- **What to work on**
Across the records that follow, how many lines contain the string "name"? Answer with the number only.

[Records for this task — start]

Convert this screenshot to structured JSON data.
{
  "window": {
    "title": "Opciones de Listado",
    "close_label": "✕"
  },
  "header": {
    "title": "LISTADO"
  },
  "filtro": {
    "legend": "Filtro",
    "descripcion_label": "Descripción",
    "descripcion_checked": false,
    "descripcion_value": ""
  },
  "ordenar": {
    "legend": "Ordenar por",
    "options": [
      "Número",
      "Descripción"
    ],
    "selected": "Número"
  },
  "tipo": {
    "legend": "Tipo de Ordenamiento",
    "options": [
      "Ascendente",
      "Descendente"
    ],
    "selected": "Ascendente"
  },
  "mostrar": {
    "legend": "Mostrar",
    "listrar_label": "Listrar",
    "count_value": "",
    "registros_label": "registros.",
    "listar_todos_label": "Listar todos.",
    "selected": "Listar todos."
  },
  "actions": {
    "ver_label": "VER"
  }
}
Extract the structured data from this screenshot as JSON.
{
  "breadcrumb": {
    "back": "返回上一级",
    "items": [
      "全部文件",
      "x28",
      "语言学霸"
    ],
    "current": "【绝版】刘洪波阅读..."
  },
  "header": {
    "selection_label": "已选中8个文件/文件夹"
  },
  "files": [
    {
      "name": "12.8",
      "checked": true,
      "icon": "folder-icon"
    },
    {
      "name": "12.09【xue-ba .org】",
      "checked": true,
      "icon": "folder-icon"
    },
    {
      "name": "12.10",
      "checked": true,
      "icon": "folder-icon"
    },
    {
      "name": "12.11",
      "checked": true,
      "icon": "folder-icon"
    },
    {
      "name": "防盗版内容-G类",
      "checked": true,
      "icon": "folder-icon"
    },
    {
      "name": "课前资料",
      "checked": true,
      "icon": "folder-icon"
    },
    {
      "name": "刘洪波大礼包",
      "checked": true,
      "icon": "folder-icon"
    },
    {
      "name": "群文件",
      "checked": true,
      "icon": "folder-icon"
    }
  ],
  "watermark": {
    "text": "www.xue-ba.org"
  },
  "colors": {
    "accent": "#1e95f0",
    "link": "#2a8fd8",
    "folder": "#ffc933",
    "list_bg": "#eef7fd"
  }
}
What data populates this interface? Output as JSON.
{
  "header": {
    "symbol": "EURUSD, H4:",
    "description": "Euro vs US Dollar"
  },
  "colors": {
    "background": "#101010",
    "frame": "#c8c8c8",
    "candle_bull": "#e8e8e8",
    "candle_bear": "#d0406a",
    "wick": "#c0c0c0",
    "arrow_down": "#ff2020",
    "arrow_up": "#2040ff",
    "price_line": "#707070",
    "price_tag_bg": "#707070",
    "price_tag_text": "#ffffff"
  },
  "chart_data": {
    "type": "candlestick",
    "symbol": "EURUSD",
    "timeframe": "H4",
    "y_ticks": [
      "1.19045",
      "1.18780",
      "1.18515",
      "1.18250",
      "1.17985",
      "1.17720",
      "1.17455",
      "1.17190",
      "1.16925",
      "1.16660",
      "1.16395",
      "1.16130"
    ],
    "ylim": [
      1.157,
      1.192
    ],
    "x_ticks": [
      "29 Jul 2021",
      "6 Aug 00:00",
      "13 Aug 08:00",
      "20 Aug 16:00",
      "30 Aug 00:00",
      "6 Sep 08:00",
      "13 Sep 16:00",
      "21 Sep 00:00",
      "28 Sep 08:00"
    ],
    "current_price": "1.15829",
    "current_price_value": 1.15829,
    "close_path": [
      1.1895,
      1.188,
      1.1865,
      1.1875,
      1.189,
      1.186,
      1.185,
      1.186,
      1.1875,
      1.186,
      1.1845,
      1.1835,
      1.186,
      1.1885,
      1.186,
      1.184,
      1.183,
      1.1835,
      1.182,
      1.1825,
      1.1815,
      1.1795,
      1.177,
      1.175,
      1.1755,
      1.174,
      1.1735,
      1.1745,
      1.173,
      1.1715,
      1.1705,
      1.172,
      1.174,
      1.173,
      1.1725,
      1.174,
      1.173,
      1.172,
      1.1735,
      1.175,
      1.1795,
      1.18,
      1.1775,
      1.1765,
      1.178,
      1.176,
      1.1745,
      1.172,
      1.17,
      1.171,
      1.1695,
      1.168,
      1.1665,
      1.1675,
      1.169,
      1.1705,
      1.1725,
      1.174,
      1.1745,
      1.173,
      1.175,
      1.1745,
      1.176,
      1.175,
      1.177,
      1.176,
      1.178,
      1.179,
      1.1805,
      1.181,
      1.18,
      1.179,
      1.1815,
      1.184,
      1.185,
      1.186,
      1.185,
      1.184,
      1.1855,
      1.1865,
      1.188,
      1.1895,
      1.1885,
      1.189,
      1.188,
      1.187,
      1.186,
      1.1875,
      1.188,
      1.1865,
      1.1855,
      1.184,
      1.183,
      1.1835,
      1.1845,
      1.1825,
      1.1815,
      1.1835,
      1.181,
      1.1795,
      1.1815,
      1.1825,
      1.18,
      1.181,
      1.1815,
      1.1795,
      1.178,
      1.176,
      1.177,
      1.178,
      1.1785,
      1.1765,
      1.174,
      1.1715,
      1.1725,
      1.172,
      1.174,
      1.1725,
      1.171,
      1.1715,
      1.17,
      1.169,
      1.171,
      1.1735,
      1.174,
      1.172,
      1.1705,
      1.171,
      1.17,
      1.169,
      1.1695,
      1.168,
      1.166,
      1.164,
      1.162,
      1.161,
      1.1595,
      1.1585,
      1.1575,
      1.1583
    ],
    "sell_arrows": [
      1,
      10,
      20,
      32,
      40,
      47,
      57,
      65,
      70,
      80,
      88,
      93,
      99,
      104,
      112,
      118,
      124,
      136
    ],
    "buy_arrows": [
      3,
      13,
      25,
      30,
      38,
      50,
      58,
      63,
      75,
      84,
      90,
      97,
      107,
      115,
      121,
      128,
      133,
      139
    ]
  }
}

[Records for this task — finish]

- **Solved exercise**
8